Flint Corn
The flint corns mostly have a thick, hard, vitreous (glassy) or corneous endosperm layer surrounded by small, soft granular center. The relative amounts of soft and corneous starch, however, vary in different varieties. Generally, the kernels are smooth and rounded, and the ears are long and slender with a comparatively small number of rows or kernels. In temperate zones, flint corn often matures earlier, germinates better has more spring vigor, more tillers and fewer prop roots than dent strains.

Flour Corn
This is one of the oldest types of corn, tracing back to the ancient Aztecs and Incas. American and Indians used to ground the soft kernels for flour. Floury maize types have soft starch throughout, with practically no hard, vitreous endosperm and thus are opaque in kernel phenotype. Kernels tend to shrink uniformly upon drying, so usually have little or no denting. When dry, they are easy to grind, but may mold on the mature ear in wet areas.

Sweet Corn
In sweet corn, the sugary gene prevents or retards the normal conversion of sugar into starch during endosperm development, and the kernel accumulates a water-soluble polysaccharide called “phytoglycogen.” As a result, the dry, sugary kernels are wrinkled and glassy. The higher content of water-soluble polysaccharide adds a texture quality factor in addition to sweetness.

Popcorns are perhaps the most primitive of the surviving races of maize. This corn type is characterized by a very hard, corneous endosperm containing only a small portion of soft starch. Popcorns are essentially small-kernelled flint types. The kernels may be either pointed (rice-like) or round (pearl-like). Some of the more recently developed popcorns have thick pericarps (seed coats), while some primitive semi-popcorns, such as the Argentine popcorns, have thin pericarps.

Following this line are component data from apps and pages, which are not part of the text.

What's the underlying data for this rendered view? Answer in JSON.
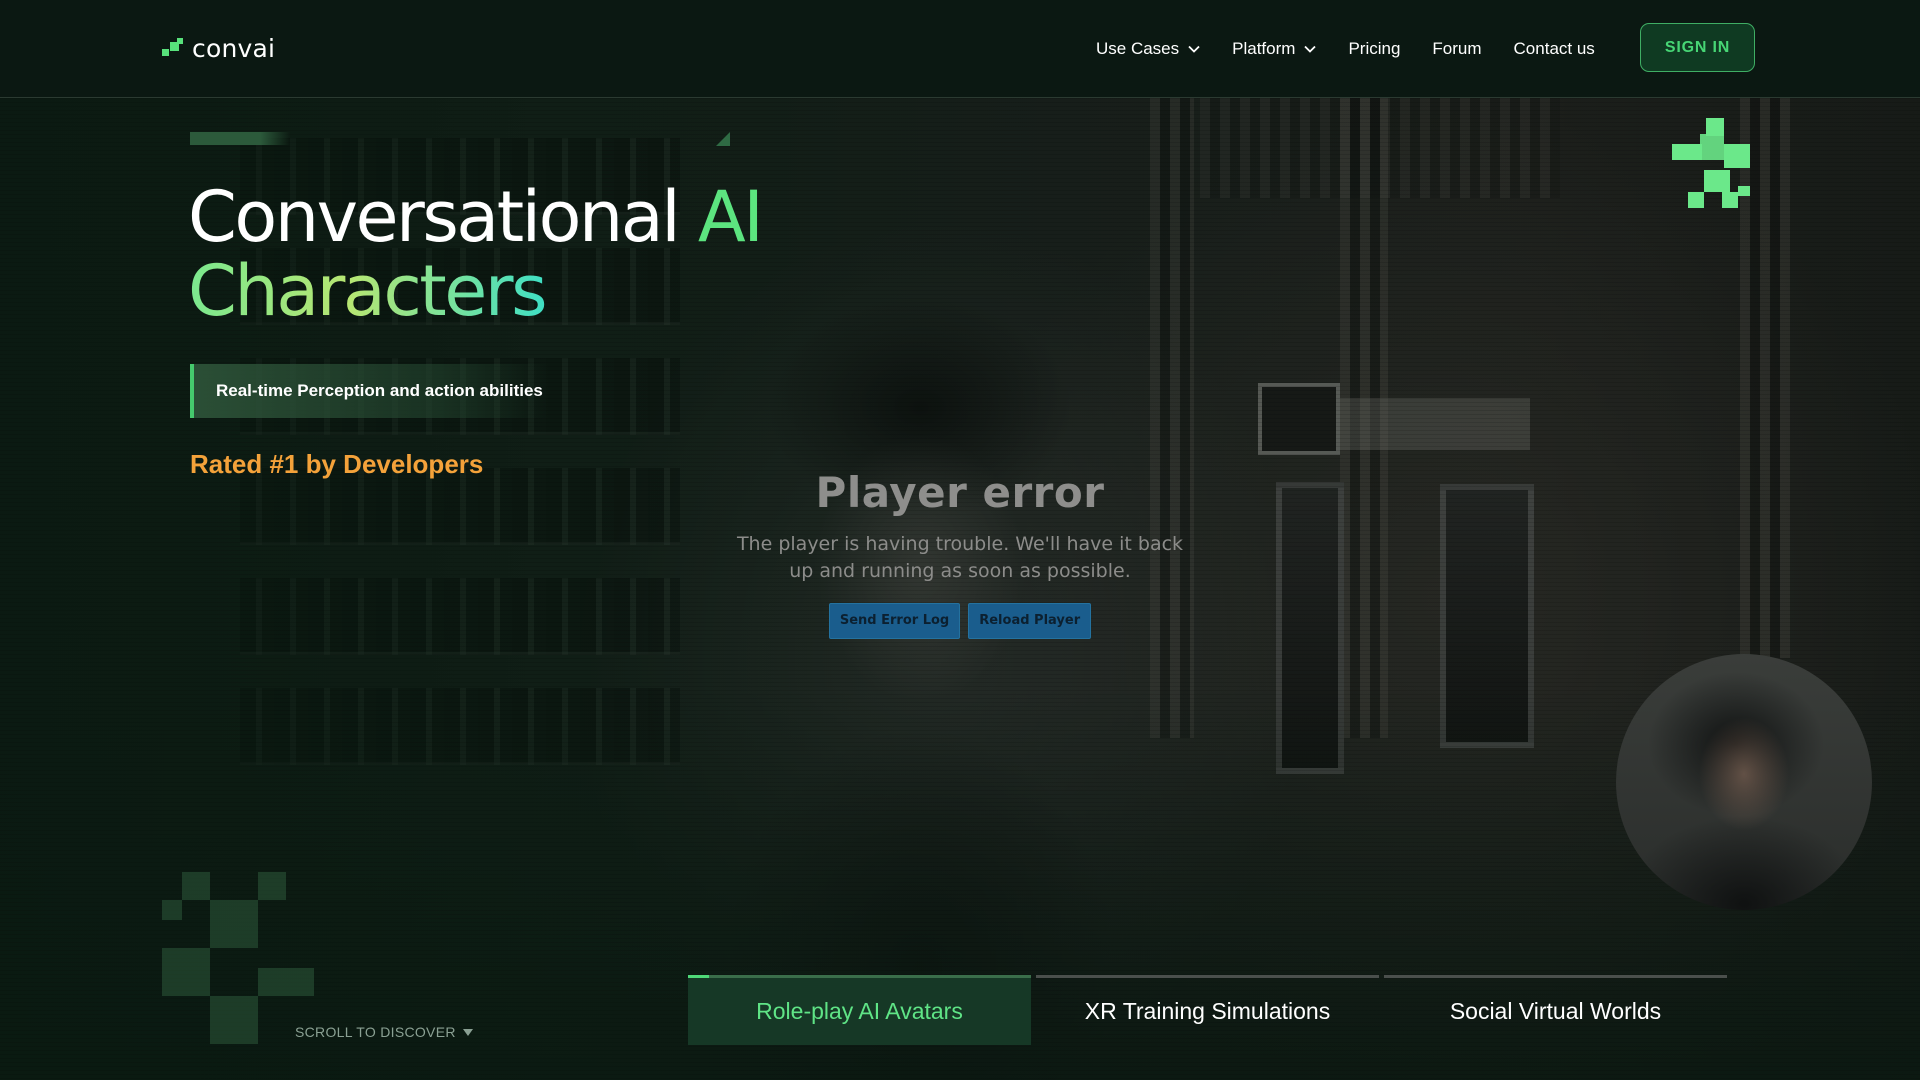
{
  "brand": {
    "name": "convai",
    "accent_color": "#58e17b",
    "logo_icon": "convai-logo-icon"
  },
  "nav": {
    "items": [
      {
        "label": "Use Cases",
        "has_dropdown": true
      },
      {
        "label": "Platform",
        "has_dropdown": true
      },
      {
        "label": "Pricing",
        "has_dropdown": false
      },
      {
        "label": "Forum",
        "has_dropdown": false
      },
      {
        "label": "Contact us",
        "has_dropdown": false
      }
    ],
    "sign_in_label": "SIGN IN"
  },
  "hero": {
    "title_part1": "Conversational ",
    "title_ai": "AI",
    "title_part2": "Characters",
    "perception_label": "Real-time Perception and action abilities",
    "rated_label": "Rated #1 by Developers",
    "rated_color": "#f4a23a"
  },
  "player": {
    "error_title": "Player error",
    "error_message": "The player is having trouble. We'll have it back up and running as soon as possible.",
    "send_log_label": "Send Error Log",
    "reload_label": "Reload Player"
  },
  "scroll": {
    "label": "SCROLL TO DISCOVER",
    "icon": "caret-down-icon"
  },
  "tabs": {
    "items": [
      {
        "label": "Role-play AI Avatars",
        "active": true,
        "progress": 0.06
      },
      {
        "label": "XR Training Simulations",
        "active": false
      },
      {
        "label": "Social Virtual Worlds",
        "active": false
      }
    ]
  },
  "colors": {
    "background": "#0a140f",
    "navbar": "#0b1812",
    "signin_text": "#47d675",
    "active_tab_bg": "#163826",
    "active_tab_text": "#5fe486",
    "player_button": "#1a5d8d"
  }
}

Pod Corn
Pod corn (tunicate maize) is more of an ornamental type. The major gene involved (Tu) produces long glumes enclosing each kernel individually, which also occurs in many other grasses. The ear is also enclosed in husks, as with other types of corn. Homozygous pod corn usually is highly self-sterile. and the ordinary type of pod corn is heterozygous. Pod corn may be dent, sweet, waxy, pop, flint or floury in endosperm characteristics. It is merely a curiosity and is not grown commercially.

Waxy corn
Waxy corn name derives from the waxy appearance of the endosperm exposed in a cleanly cut cross-section. Common corn starch is approximately 73 percent amylopectin and 27 percent amylose, whereas waxy starch is composed entirely with amylopectin, which is the branched molecular form of starch. Ordinary corn starch stains blue with 2 percent potassium iodide solution, whereas waxy cornstarch stains a reddish brown. The waxy gene also expresses itself in the pollen with this staining reaction, which is an aid in breeding. Products made from waxy corn are used by the food industry as stabilizers and thickeners for puddings pie fillings, sauces, gravies, retorted foods, salad dressings, etc. Other waxy products are used as remoistening adhesives in the manufacture of gummed tape, in adhesives and in the paper industry. Waxy grain is also grown as a feed for dairy cattle and livestock.

High-amylose corn
Amylo-maize is the generic name for corn that has an amylose content higher than 50 percent. The endosperm mutant amylose extender (ae) was first observed by R. P. Bear in 1950, which increases the amylose content of the endosperm to about 60 percent in many dent backgrounds. Modifying factors alter the amylase contents as well as desirable agronomic characteristics of the grain. The amylose-extender gene expression is characterized by a tarnished, translucent, sometimes semifull kernel appearance. The starch from high-amylose corn is used in the textile industry, in gum candies (where its tendency to form a gel aids production), and as an adhesive in the manufacture of corrugated cardboard.


Brown, W.L. and Darrah, L.L. 1985. Origin, Adaptation, and Types of Corn. National Corn Handbook-10, pp.1-6.

Ritchie, S.W., Hanway, J.J. and Benson, G.O. 1993. How a Corn Plant Develops. Special Report No. 48. Iowa State University of Science and Technology Cooperative Extension Service Ames, Iowa.

Sleper, D.A. and Poehlman, J.M. (eds.). 2006. Breeding Corn (Maize); In Breeding Field Crops. Blackwell Publishing Professional 2121 State Avenue, Ames, Iowa, pp. 277-296.